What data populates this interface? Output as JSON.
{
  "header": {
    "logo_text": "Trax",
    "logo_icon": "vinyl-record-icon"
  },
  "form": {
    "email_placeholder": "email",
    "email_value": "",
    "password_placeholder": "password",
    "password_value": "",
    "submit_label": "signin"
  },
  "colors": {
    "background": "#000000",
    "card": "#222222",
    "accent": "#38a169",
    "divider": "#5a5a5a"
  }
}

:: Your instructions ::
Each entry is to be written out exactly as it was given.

:: Answer ::
What data populates this interface? Output as JSON.
{
  "header": {
    "logo_text": "Trax",
    "logo_icon": "vinyl-record-icon"
  },
  "form": {
    "email_placeholder": "email",
    "email_value": "",
    "password_placeholder": "password",
    "password_value": "",
    "submit_label": "signin"
  },
  "colors": {
    "background": "#000000",
    "card": "#222222",
    "accent": "#38a169",
    "divider": "#5a5a5a"
  }
}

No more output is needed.